Return all lines of the data in which the string "JSON" occurs.

App and web page records -
:::::

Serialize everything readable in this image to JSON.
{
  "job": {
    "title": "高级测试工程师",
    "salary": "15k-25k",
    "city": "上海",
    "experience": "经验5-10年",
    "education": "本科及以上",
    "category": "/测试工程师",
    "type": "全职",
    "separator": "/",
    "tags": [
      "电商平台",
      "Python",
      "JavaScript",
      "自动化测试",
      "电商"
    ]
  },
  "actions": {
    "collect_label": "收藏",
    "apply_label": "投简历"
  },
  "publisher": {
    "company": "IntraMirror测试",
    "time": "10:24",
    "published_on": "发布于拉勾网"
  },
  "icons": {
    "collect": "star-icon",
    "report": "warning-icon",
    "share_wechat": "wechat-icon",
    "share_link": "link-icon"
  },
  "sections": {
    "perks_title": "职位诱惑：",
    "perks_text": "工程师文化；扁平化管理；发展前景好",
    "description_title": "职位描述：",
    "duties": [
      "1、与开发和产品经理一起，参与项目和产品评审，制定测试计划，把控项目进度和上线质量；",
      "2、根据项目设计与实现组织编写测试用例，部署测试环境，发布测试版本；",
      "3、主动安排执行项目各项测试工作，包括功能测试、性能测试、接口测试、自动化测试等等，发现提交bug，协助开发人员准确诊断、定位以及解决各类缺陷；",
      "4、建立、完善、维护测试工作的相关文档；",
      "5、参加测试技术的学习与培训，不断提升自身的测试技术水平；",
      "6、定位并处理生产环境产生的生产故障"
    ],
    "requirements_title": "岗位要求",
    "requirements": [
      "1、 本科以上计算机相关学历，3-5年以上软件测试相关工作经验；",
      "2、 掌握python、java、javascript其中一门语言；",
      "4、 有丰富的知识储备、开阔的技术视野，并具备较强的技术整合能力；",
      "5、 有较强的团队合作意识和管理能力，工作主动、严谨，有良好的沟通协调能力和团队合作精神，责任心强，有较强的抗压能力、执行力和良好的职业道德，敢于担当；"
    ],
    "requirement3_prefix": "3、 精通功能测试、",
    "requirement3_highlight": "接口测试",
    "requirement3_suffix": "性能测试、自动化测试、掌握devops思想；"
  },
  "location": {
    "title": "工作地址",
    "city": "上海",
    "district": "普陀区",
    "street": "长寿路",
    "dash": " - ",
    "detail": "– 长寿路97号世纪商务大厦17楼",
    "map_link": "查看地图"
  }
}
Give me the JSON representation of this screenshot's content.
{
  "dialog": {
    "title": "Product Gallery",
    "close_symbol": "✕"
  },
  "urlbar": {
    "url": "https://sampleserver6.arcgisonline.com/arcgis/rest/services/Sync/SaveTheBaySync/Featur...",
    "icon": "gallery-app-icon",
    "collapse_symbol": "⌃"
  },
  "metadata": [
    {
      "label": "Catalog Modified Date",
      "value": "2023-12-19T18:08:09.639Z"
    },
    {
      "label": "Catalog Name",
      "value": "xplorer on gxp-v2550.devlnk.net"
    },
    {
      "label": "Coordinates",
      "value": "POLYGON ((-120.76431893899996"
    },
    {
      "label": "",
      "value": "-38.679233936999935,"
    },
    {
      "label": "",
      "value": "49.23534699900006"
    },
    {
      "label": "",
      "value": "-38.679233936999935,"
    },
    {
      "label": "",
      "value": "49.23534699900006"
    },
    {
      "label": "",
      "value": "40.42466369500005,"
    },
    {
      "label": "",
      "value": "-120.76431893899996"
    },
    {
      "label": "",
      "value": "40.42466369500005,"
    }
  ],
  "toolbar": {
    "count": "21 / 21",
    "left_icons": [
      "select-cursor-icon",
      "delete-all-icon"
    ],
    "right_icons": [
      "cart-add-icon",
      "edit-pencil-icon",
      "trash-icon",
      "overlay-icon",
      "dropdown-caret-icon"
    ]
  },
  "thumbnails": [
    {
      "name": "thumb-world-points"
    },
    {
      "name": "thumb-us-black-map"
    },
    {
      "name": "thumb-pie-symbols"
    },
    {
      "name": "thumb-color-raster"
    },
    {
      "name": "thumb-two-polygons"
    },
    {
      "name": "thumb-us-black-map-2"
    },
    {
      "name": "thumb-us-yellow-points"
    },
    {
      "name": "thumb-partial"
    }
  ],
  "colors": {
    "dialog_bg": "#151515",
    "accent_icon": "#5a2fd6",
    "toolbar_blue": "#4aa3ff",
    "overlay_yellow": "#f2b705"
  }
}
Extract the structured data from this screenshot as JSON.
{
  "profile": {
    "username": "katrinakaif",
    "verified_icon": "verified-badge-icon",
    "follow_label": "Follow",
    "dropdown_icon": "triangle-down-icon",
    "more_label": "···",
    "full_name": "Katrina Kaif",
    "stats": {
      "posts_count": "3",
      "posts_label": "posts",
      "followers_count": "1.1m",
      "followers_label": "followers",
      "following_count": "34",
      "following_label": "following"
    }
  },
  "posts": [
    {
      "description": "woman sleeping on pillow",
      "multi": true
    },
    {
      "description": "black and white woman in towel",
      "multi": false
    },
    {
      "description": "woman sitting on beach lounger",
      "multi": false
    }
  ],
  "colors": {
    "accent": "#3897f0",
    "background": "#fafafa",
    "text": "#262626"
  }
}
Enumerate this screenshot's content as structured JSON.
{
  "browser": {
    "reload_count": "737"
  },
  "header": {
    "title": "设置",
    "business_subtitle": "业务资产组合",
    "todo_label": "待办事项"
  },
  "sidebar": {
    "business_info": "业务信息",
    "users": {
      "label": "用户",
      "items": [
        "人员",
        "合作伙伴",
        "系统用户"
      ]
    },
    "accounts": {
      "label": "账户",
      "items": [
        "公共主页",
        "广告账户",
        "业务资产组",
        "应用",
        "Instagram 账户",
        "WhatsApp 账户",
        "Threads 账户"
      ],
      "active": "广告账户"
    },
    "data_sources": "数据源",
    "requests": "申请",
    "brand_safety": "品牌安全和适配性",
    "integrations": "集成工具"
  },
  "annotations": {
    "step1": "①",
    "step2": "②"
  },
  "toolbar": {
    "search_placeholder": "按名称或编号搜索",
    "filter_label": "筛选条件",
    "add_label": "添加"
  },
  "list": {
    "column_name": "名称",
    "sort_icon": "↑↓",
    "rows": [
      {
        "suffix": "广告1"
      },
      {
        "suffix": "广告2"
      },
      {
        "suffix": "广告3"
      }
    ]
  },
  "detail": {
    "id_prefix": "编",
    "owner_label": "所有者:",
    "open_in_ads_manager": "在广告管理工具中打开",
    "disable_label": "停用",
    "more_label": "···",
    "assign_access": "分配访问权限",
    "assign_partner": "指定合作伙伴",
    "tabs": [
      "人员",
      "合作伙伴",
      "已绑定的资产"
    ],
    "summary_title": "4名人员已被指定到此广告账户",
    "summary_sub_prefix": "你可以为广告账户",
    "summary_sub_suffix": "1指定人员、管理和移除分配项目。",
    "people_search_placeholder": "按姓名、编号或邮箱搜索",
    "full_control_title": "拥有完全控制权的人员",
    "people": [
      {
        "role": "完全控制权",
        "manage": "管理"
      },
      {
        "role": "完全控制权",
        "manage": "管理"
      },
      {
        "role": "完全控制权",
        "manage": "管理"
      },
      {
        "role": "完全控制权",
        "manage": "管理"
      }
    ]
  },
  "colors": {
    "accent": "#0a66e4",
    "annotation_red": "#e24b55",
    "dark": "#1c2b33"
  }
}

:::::

Result for this exercise -
Serialize everything readable in this image to JSON.
Give me the JSON representation of this screenshot's content.
Extract the structured data from this screenshot as JSON.
Enumerate this screenshot's content as structured JSON.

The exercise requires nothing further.